- Opening Delimiter -

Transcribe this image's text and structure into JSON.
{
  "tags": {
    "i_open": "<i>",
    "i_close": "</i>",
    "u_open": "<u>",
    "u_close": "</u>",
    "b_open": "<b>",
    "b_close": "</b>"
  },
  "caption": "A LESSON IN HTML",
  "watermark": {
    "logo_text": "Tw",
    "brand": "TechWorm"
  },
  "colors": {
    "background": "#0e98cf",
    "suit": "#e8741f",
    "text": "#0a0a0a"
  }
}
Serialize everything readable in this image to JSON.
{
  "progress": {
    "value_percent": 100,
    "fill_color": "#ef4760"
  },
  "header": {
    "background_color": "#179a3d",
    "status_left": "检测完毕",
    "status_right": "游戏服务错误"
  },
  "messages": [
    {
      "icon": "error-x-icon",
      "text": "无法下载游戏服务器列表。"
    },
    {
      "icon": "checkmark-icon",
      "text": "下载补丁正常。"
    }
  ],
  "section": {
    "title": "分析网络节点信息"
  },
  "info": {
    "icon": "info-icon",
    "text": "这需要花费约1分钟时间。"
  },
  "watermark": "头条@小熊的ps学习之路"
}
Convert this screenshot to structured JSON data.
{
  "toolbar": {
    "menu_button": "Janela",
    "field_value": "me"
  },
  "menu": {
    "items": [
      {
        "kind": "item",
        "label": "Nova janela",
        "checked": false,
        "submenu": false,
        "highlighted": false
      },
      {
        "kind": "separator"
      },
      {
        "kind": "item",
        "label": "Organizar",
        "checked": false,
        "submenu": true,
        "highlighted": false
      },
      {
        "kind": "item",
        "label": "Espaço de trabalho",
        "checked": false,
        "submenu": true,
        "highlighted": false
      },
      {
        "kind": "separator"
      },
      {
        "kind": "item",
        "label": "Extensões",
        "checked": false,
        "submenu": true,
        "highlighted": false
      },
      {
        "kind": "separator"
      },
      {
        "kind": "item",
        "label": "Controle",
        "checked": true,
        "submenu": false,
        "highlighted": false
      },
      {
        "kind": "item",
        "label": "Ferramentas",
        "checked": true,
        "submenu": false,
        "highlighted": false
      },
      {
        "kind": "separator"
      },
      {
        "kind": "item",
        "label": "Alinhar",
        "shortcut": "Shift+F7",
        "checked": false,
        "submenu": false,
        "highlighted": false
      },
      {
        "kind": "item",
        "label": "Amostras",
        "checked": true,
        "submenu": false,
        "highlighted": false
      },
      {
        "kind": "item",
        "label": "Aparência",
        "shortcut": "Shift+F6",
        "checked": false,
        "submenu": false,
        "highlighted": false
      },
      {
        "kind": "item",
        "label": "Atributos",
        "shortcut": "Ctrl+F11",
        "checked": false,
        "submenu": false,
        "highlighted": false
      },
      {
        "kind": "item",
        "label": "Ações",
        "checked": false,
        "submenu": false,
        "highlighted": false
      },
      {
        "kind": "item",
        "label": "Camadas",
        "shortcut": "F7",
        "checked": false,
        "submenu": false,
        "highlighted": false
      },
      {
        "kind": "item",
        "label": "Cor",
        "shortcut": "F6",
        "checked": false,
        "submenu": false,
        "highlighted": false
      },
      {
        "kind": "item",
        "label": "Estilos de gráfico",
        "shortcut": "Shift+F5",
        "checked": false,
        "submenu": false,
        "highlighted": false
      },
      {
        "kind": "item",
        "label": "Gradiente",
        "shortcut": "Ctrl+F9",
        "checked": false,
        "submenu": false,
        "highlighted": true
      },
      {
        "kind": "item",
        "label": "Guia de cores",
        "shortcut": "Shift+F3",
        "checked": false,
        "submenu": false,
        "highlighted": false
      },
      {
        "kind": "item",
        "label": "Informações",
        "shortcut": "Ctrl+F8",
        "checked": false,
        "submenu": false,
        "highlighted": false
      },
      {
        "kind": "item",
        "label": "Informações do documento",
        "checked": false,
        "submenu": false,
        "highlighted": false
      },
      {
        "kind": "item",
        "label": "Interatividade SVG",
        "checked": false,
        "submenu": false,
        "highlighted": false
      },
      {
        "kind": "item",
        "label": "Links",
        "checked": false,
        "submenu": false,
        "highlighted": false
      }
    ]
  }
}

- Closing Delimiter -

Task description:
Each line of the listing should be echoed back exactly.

Result:
Transcribe this image's text and structure into JSON.
{
  "tags": {
    "i_open": "<i>",
    "i_close": "</i>",
    "u_open": "<u>",
    "u_close": "</u>",
    "b_open": "<b>",
    "b_close": "</b>"
  },
  "caption": "A LESSON IN HTML",
  "watermark": {
    "logo_text": "Tw",
    "brand": "TechWorm"
  },
  "colors": {
    "background": "#0e98cf",
    "suit": "#e8741f",
    "text": "#0a0a0a"
  }
}
Serialize everything readable in this image to JSON.
{
  "progress": {
    "value_percent": 100,
    "fill_color": "#ef4760"
  },
  "header": {
    "background_color": "#179a3d",
    "status_left": "检测完毕",
    "status_right": "游戏服务错误"
  },
  "messages": [
    {
      "icon": "error-x-icon",
      "text": "无法下载游戏服务器列表。"
    },
    {
      "icon": "checkmark-icon",
      "text": "下载补丁正常。"
    }
  ],
  "section": {
    "title": "分析网络节点信息"
  },
  "info": {
    "icon": "info-icon",
    "text": "这需要花费约1分钟时间。"
  },
  "watermark": "头条@小熊的ps学习之路"
}
Convert this screenshot to structured JSON data.
{
  "toolbar": {
    "menu_button": "Janela",
    "field_value": "me"
  },
  "menu": {
    "items": [
      {
        "kind": "item",
        "label": "Nova janela",
        "checked": false,
        "submenu": false,
        "highlighted": false
      },
      {
        "kind": "separator"
      },
      {
        "kind": "item",
        "label": "Organizar",
        "checked": false,
        "submenu": true,
        "highlighted": false
      },
      {
        "kind": "item",
        "label": "Espaço de trabalho",
        "checked": false,
        "submenu": true,
        "highlighted": false
      },
      {
        "kind": "separator"
      },
      {
        "kind": "item",
        "label": "Extensões",
        "checked": false,
        "submenu": true,
        "highlighted": false
      },
      {
        "kind": "separator"
      },
      {
        "kind": "item",
        "label": "Controle",
        "checked": true,
        "submenu": false,
        "highlighted": false
      },
      {
        "kind": "item",
        "label": "Ferramentas",
        "checked": true,
        "submenu": false,
        "highlighted": false
      },
      {
        "kind": "separator"
      },
      {
        "kind": "item",
        "label": "Alinhar",
        "shortcut": "Shift+F7",
        "checked": false,
        "submenu": false,
        "highlighted": false
      },
      {
        "kind": "item",
        "label": "Amostras",
        "checked": true,
        "submenu": false,
        "highlighted": false
      },
      {
        "kind": "item",
        "label": "Aparência",
        "shortcut": "Shift+F6",
        "checked": false,
        "submenu": false,
        "highlighted": false
      },
      {
        "kind": "item",
        "label": "Atributos",
        "shortcut": "Ctrl+F11",
        "checked": false,
        "submenu": false,
        "highlighted": false
      },
      {
        "kind": "item",
        "label": "Ações",
        "checked": false,
        "submenu": false,
        "highlighted": false
      },
      {
        "kind": "item",
        "label": "Camadas",
        "shortcut": "F7",
        "checked": false,
        "submenu": false,
        "highlighted": false
      },
      {
        "kind": "item",
        "label": "Cor",
        "shortcut": "F6",
        "checked": false,
        "submenu": false,
        "highlighted": false
      },
      {
        "kind": "item",
        "label": "Estilos de gráfico",
        "shortcut": "Shift+F5",
        "checked": false,
        "submenu": false,
        "highlighted": false
      },
      {
        "kind": "item",
        "label": "Gradiente",
        "shortcut": "Ctrl+F9",
        "checked": false,
        "submenu": false,
        "highlighted": true
      },
      {
        "kind": "item",
        "label": "Guia de cores",
        "shortcut": "Shift+F3",
        "checked": false,
        "submenu": false,
        "highlighted": false
      },
      {
        "kind": "item",
        "label": "Informações",
        "shortcut": "Ctrl+F8",
        "checked": false,
        "submenu": false,
        "highlighted": false
      },
      {
        "kind": "item",
        "label": "Informações do documento",
        "checked": false,
        "submenu": false,
        "highlighted": false
      },
      {
        "kind": "item",
        "label": "Interatividade SVG",
        "checked": false,
        "submenu": false,
        "highlighted": false
      },
      {
        "kind": "item",
        "label": "Links",
        "checked": false,
        "submenu": false,
        "highlighted": false
      }
    ]
  }
}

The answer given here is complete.